“I hate to wait.” One of my favorite lines from The Princess Bride! I can see the character, Inigo Montoya, pacing back and forth at the top of the cliff waiting for the Man in Black to finish climbing up the sheer cliff face so Inigo can kill him. Not a reason I’d rush! While this scene is funny in the movie (if you haven’t seen it please do), when I realize I’m behaving this way in my life, it’s not so funny. I’m not a clever scriptwriter coming up with quirky or snappy comebacks. I’m a real person dealing with real issues in my real ordinary life. Yet, often, I have to admit, “I hate to wait.”
There is a certain grace in waiting, a certain finesse that must be developed. It’s not something you are born with; it is learned and practiced and never fully refined. How many times a day do you tell your children, “be patient,” or “you have to wait for a moment while I finish”?
Impatience is natural; waiting takes maturity, practice, and grace.
I remember one day in particular when we were waiting for some friends from out of town to arrive.

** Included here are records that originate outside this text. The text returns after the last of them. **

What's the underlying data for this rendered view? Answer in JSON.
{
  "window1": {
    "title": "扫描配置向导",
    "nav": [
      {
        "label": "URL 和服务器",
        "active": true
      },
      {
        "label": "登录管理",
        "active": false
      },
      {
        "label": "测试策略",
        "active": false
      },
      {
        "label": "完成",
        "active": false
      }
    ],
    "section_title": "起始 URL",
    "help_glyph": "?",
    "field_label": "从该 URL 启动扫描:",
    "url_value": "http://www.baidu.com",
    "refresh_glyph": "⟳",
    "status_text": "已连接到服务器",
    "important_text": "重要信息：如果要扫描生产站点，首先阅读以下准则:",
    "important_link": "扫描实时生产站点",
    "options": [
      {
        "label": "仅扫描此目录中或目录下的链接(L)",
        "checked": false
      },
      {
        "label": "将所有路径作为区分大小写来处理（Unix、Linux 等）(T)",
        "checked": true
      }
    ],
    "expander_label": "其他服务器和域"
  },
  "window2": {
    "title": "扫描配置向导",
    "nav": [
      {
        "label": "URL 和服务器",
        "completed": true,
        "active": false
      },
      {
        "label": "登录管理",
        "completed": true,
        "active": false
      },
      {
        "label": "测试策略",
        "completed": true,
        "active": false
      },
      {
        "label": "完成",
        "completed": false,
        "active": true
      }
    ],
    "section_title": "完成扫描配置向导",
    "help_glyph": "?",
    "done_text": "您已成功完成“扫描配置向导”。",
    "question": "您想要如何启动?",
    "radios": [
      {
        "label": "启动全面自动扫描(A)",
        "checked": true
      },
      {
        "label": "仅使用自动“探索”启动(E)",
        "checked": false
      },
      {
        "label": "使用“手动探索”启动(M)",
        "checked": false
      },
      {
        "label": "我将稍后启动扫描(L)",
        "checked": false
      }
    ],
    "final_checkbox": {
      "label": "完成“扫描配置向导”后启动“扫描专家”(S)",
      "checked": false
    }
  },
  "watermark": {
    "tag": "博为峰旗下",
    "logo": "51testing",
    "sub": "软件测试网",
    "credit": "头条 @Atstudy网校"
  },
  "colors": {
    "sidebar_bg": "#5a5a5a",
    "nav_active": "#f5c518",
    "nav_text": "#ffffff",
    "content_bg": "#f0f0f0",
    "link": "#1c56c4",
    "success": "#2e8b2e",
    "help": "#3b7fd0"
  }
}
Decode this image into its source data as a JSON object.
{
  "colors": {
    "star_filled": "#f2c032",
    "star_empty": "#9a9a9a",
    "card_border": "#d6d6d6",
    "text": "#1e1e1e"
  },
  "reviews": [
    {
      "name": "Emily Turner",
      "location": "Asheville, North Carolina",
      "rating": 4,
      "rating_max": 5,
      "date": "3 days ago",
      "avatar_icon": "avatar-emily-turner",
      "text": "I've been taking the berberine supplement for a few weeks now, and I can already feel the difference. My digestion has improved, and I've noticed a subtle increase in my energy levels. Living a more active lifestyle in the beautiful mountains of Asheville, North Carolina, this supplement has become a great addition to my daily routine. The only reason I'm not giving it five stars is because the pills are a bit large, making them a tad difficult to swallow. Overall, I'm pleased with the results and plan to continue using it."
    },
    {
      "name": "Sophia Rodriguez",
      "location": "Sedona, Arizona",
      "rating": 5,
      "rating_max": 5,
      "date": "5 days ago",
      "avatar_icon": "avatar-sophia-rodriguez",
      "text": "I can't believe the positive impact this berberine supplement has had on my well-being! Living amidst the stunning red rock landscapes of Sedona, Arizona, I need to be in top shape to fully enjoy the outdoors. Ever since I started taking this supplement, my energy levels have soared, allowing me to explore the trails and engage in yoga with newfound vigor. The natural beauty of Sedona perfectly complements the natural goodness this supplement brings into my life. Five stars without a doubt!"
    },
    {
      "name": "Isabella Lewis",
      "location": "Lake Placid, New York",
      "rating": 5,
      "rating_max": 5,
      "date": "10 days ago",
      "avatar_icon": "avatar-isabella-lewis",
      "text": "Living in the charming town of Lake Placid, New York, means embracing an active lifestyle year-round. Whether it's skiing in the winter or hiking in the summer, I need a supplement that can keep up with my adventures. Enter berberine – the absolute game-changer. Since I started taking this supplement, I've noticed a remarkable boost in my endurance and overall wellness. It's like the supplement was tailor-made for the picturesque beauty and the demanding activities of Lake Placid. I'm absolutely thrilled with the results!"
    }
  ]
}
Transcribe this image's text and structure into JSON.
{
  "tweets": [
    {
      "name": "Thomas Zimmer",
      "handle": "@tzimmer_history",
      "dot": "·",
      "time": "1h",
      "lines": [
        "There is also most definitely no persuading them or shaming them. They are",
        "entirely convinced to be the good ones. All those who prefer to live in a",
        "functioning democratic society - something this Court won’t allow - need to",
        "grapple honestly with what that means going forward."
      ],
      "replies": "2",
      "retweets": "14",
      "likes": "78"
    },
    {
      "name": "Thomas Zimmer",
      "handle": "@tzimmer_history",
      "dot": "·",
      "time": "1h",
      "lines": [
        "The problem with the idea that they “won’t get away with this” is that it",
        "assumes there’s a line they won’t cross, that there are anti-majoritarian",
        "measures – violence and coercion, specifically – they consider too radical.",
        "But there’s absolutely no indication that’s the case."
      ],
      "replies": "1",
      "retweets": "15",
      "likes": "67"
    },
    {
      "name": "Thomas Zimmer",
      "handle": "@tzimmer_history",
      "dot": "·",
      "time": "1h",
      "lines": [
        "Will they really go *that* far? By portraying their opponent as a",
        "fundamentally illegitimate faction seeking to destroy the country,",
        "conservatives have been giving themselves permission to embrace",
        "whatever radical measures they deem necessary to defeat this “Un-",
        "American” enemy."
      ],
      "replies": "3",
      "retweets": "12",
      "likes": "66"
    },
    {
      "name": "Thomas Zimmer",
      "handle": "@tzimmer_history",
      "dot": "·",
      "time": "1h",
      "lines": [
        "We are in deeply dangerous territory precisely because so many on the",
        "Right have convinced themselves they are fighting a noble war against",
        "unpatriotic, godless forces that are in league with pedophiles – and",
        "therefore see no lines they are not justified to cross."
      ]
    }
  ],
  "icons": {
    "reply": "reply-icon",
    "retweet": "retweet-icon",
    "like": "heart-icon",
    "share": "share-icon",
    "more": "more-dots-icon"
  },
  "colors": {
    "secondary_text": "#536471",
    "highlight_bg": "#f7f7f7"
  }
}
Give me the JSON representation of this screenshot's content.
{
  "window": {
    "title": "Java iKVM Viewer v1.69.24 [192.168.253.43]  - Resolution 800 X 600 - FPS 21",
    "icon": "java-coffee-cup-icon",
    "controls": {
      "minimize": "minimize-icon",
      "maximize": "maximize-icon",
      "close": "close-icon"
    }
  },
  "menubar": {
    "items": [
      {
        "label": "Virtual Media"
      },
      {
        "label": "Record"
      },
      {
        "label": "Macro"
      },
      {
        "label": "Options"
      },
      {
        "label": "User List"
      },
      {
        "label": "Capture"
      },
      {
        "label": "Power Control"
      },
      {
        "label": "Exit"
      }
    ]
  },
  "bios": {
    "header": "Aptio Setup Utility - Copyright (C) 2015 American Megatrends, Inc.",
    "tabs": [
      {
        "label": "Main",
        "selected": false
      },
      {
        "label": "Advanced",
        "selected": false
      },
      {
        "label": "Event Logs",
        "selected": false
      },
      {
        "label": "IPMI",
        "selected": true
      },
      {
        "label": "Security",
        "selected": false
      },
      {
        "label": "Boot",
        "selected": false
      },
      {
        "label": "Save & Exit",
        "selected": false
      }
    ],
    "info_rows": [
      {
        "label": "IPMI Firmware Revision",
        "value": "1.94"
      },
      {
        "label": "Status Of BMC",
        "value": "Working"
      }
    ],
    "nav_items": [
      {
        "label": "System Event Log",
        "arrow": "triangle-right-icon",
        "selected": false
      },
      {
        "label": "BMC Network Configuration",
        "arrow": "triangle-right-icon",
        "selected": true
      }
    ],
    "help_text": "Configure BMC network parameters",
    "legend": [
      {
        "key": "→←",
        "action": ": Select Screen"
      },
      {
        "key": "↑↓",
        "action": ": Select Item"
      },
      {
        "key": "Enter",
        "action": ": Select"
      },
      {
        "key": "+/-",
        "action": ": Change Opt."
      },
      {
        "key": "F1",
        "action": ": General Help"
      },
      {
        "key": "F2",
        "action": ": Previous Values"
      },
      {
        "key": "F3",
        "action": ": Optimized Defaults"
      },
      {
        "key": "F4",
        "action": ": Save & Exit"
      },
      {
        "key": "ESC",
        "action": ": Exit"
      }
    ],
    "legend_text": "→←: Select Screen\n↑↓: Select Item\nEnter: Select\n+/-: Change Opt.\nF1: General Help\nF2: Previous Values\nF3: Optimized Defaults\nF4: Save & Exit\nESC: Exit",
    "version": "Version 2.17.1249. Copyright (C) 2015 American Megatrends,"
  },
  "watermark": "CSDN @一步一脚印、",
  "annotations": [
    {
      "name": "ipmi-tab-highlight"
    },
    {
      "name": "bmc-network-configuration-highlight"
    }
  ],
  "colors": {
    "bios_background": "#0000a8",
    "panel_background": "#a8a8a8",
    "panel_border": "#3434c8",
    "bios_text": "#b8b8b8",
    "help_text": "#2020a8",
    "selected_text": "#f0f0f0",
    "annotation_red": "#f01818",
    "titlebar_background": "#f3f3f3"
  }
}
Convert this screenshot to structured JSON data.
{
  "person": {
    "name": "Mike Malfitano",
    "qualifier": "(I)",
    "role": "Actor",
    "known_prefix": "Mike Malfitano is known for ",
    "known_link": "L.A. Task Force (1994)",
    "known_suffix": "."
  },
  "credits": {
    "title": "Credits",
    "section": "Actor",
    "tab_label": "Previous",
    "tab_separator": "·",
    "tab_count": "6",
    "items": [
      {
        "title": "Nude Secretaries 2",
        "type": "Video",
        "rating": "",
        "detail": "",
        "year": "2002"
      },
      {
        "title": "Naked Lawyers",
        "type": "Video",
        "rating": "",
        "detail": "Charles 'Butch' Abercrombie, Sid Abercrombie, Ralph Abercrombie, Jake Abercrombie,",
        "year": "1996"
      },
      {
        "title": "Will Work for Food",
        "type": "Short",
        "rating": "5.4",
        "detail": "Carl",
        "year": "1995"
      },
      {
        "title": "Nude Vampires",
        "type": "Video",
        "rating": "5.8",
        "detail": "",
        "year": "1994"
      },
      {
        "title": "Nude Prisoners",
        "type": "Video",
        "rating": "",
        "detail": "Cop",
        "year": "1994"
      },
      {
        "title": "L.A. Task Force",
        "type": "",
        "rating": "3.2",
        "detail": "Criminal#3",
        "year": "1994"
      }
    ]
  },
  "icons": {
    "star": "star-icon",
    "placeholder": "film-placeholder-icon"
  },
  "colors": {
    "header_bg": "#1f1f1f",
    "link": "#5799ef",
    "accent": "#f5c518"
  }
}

Our daughter was overly excited because they had a daughter close to her age. I think that may have been one of the longest days of her short life. It seemed like every 5 minutes, she would run to the window and then to me to ask when they would get here. Talk about a long day! We worked a lot on patience that day and finding distractions. But what happens when your plans suddenly get derailed? What if you have to totally let go of that dream for now? What if the waiting has no deadline and is out of your control?
It is during these times of waiting, the ones where you have no control over the time when I believe we learn the grace in waiting.
- Grace in waiting builds character. When circumstances of our waiting are out of our immediate sphere of influence, we have two choices: patience or anxiousness. Which option you choose impacts every area of your life. But this waiting doesn’t mean sitting around doing nothing. It means persevering in the ordinariness of today, putting legs on your prayers.
Hospital waiting rooms are great places to observe the grace of waiting in action. Often these waiting rooms are places of great distress. The outcome is totally out of your control.
- Are you pacing? (anxiousness)
- Are you sitting quietly and perhaps praying? (patience)
- Are you checking the monitors every few moments for an update? (anxiousness)
- Are you staring at the “Staff only beyond this point” door as if your life depended on it? (anxiousness)
- Are you down in the cafeteria getting something to eat or drink? (patience)
- Are you showing concern for others around you? (patience)
Thus a hospital waiting room becomes a microcosm of character building in a time of waiting. Yes, there are proactive, character-building things you can be doing during this time of waiting. “Patience is not simply the ability to wait—it’s how we behave while we’re waiting.” Joyce Meyer
- Grace in waiting builds trust. In order to build the trust muscle, you have to have someone who is worthy of trust and can impact the result of the situation. I believe that someone is God, the Creator of all life. It is in the times of waiting when I bring my concerns to God that my trust in Him and His goodness matures. Stephen Covey refers to this as your “changeless core.” Times of uncertainty and distress challenge my core. When my core is not secure, my trust is shaky. Perhaps the greatest gift you and I have today is in waiting. For it is in this time that you and I have the opportunity to strengthen our core or build it.
- Grace in waiting reveals a process. I don’t believe that I will ever master waiting. It is a lifelong process. But, in that process, I learn:
“Waiting is a great part of life’s discipline and therefore God often exercises the grace of waiting in the anxious hurrying person.” Mrs. Charles. E. Cowman
What are you waiting for today?
It could be as simple as your upcoming vacation. Or, it could be as complex as your prodigal child desiring to renew your relationship. Let’s learn well the grace in waiting and encourage others to do the same along the way. Capture the extra-ordinary in the ordinary today.